2. Williams Brice Stadium

Williams-Brice Stadium | Photo by @cinematic.aerials

Of course the heart of UofSC sports makes the list. Opened in 1934, Willy-B has seen Gamecock Football wins, losses – and even Beyonce. This is ground on which real tears have been shed, and triumphant victories have been celebrated. If you think the beginning notes of Sandstorm aren’t playing in my head as I write this, you are so wrong. 🐓 // 📍 George Rogers Blvd.

1. Adluh Flour Mill

Adluh Flour | Photo by @realadampowell

It’s no wonder that most of you named the Adluh Flour Mill building in The Vista as Columbia’s most iconic spot (our very own Hollywood sign, if you will). Adluh has been milling since 1900 – and is listed on the National Register of Historic Properties. Having an operating, historic mill in a downtown district isn’t common (especially one that makes such bomb grits), but leave it to Columbia to do things differently. This building stands tall as a tribute to Columbia’s past + present – but most importantly, food. // 📍 804 Gervais St.

Honorable mentions:

Because Columbia is so exciting to look at – we couldn’t narrow down your suggestions to just 10.

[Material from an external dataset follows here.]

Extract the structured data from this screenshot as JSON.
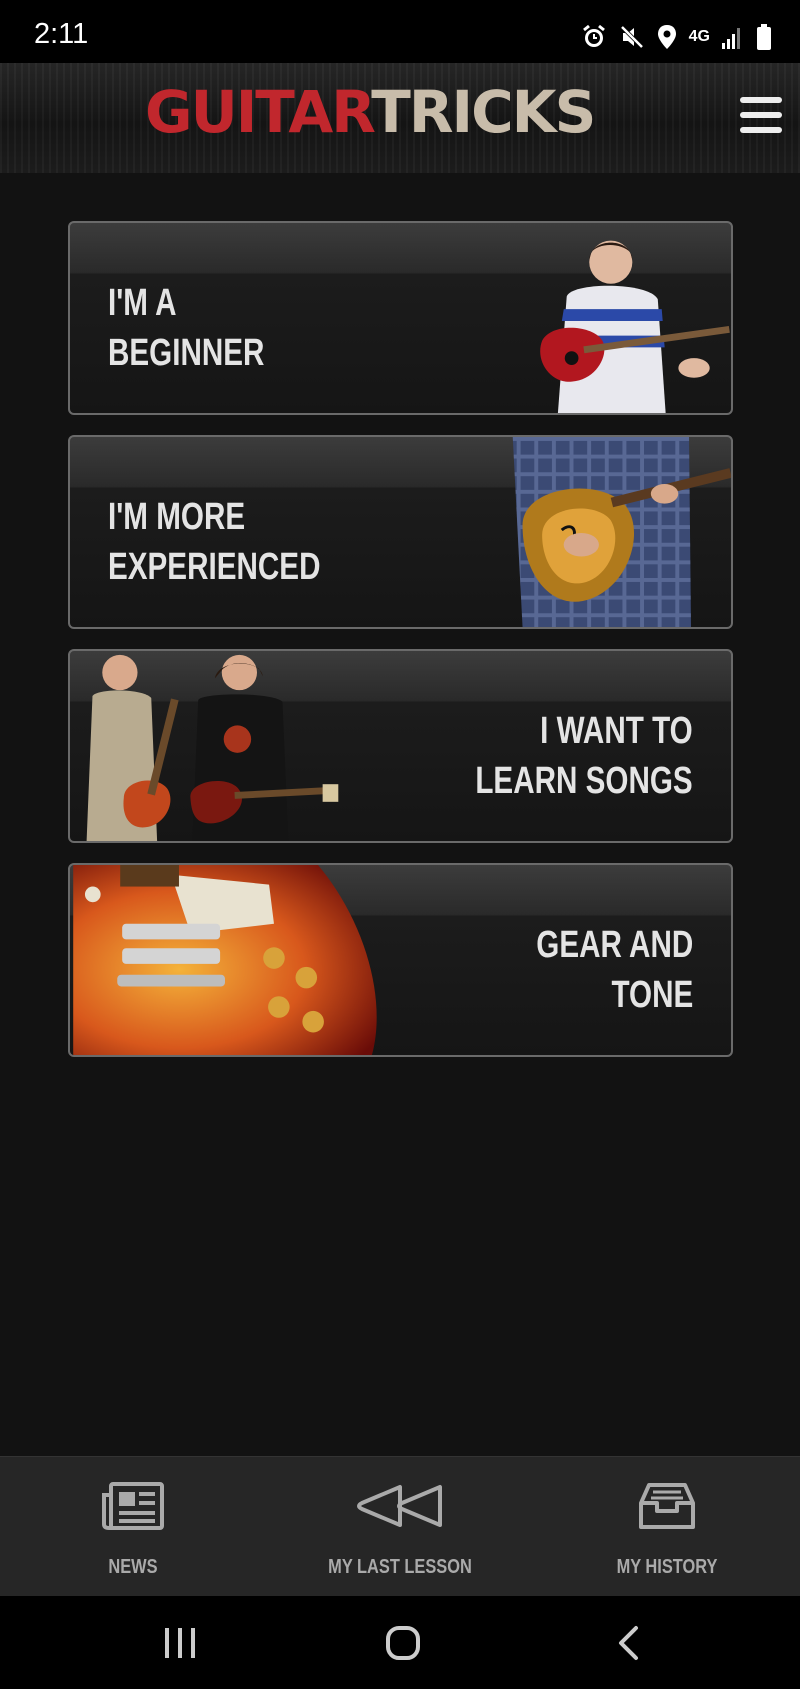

Tunnelvision Mural

Tunnelvision | Photo by @watch.lee.roam

Painted by famous local artist Blue Sky, this mural lets Columbia residents drive off into the sunset no matter what time it is (but don’t actually drive into it, please). // 📍 1514 Marion St.

Fire Hydrant

Busted Plug | Photo by @jbsquidfire

I once saw this sight in a book for the best places to stop on a road trip (ya know, with spots like the world’s largest ball of yarn). This giant sculpture on Taylor St. is officially named “Busted Plug” and was also designed by local artist Blue Sky; unveiled in 2001. Standing at ~40 feet tall, it’s hard to miss + definitely unique to Cola. // 📍 1404 Taylor St.

Babcock cupola

Babcock building at BullStreet | Photo by @bullstreetsc

This part of the former South Carolina State Hospital for psychiatric care is somewhat terrifying (but also super cool). Now, the former state hospital grounds are the up-and-coming BullStreet District (a.k.a. COLAtoday’s ‘hood), and the Babcock building (which formerly housed patients) stands as the iconic center of the area. Its cupola can be seen all the way down Elmwood when you’re driving toward Bull St. Definitely worth a glance, but not necessarily a visit up the tower (that’s considered trespassing). Bonus: We hear from BullStreet that there are some exciting things in the works for this old building. // 📍 2100 Bull St.

 

The votes are in… the Adluh Flour Mill is our (un)official Hollywood sign. 

While there’s no way to sum up the unique personality of the city we call home, we hope these landmarks come pretty close.

What do you think? Sound off on our posts about the subject on Twitter, Facebook + Instagram.